When the production crew was filming the first season, never in their wildest imagination did they think it would become one of the most-watched reality-TV series on cable. They thought it would just be a one-time deal, so the location they chose wasn’t really that far from the highway, and was pretty close to a pizza parlor. They built their Brownstone encampment not in an isolated area, as they had neighbors, who were quite annoyed by the continuous noise. Some of them were so ticked off by it that they lit fireworks when the crew was filming. However, the producers said that they were gunshots, as they included it in the show, with the narrative that people were chasing the Browns off the property. When reporters tried uncovering the truth, Alaskan State Troopers said that there weren’t any reported cases of gunshots in the area, only fireworks. Billy even had a dramatic line in the show – ‘The land is not worth dying for.’
The family lived in a hotel while filming
An online news site reported that the Brown family lived in a hotel in Hoonah, Alaska while they filmed the reality-TV series. They didn’t actually live in their wilderness community, as Brownstone was just some sort of a TV set, a prop to make everyone believe that they were living off the grid. It was found out that the stars of the show and the production crew were booked in the Icy Strait Lodge, and neighbors would see them going in and out of the hotel at any hour of the day if they weren’t filming.
They were internet-savvy and YouTube active users
Before the family became popular as the “Alaskan Bush People,” they referred to themselves as the Alaskan Wilderness Family. When Billy was asked about the website that they were running, long before the first episode of their reality TV show was aired, he said it was created on a whim by one of his sons to promote the children’s books that he wrote. He claimed that Bam would only have the opportunity to use the Internet when they went out for supplies.
The site had a great design, that people wondered if the Brown children really didn’t have a concept of modern gadgets. After investigating further, fans discovered that five of the children were active YouTube users, so it totally refuted the claim in the earlier seasons of the show that the children weren’t into modern technology.
How rich are the Alaskan Bush People?
Billy Brown died at the age of 68 on 7 February 2021, in the family’s home in Washington after suffering a seizure. The production crew of their TV show made a series of 911 calls asking for help as Billy wasn’t breathing, and CPR was done on the person but it didn’t revive him. Apparently, Bear tried calling 911 but the calls weren’t going through, so he called one of the crew to call 911. He was cremated after a private funeral service; the death of Billy was announced by Bear on his Instagram account.
Upon his death, fans were wondering how much money he’d earned from appearing on the TV show.
There were reports that his asking fee for each episode was $500,000, and since the show had been airing since 2014, his earnings must have been huge. His children’s fee apparently ranged from $40,000 to $60,000 per episode, and they must have built quite a large nest egg. Everything was provided by the production people during the filming, and with their simplistic way of living, they could live off their savings even if they stopped filming.

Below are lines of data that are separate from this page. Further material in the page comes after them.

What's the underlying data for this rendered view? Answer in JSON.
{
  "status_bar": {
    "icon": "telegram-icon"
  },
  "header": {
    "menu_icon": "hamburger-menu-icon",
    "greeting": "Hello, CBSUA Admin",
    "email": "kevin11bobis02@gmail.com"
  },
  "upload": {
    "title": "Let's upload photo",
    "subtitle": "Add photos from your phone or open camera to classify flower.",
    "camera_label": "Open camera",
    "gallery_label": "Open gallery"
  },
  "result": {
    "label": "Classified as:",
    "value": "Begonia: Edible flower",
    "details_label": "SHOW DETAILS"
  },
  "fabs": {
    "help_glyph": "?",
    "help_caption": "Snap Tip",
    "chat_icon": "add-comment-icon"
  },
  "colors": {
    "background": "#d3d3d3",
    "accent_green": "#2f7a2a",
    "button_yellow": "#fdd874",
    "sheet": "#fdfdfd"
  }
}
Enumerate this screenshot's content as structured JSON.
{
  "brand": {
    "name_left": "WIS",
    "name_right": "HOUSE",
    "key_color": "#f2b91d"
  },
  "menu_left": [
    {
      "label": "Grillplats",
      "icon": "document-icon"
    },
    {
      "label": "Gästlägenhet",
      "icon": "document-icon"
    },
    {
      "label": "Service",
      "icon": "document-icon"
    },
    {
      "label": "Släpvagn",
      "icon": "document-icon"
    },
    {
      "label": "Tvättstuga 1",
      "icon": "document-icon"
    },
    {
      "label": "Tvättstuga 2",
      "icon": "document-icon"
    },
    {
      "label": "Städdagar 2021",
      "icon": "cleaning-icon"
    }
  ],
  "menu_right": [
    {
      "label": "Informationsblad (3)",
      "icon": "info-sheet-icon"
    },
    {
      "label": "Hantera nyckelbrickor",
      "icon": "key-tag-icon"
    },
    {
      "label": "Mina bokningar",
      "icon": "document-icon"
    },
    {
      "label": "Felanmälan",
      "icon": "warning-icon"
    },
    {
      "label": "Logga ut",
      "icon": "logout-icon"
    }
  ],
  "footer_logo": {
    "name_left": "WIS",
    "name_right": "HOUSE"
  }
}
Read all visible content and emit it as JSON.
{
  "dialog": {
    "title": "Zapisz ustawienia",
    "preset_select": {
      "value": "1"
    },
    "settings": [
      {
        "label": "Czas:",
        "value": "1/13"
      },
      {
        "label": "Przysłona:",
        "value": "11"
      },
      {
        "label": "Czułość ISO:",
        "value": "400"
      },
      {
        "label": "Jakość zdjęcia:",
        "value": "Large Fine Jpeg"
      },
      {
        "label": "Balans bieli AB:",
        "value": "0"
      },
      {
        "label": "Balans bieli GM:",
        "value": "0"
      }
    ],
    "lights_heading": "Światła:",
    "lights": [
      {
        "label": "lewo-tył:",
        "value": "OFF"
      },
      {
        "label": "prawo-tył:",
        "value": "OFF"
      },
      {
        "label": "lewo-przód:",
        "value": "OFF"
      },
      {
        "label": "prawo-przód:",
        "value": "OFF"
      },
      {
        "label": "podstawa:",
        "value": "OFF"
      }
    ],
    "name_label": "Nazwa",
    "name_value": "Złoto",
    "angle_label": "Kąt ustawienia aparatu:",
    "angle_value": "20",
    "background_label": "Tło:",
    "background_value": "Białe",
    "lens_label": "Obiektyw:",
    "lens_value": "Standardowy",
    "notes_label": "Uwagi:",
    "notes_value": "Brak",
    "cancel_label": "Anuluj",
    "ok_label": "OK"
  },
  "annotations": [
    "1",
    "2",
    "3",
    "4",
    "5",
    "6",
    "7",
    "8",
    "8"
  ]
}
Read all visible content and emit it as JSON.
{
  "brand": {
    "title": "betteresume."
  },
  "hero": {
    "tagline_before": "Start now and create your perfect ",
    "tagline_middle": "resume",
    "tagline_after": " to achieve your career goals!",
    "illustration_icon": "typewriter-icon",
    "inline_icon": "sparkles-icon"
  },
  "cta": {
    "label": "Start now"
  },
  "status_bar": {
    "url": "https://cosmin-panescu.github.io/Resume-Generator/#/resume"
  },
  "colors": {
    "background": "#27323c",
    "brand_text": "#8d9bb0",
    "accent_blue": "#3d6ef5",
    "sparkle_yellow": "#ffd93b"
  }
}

When news of his death went public, Robert Maughon sued the estate of Billy Brown for breach of contract, and also filed a creditor’s claim. Apparently, he invested $10,000 in Billy’s Alaska Wilderness Family Production and was promised that he would receive 10% of the gross income from the publication of books and movie and TV appearances, including documentaries. All this was stated in the contract he made with Billy in 2009. Ami and her children have not addressed the issue.
Alaskan Bush People net worth
According to authoritative sources, the family from the “Alaskan Bush People” has an estimated collective net worth of $60 million, as of May 2021.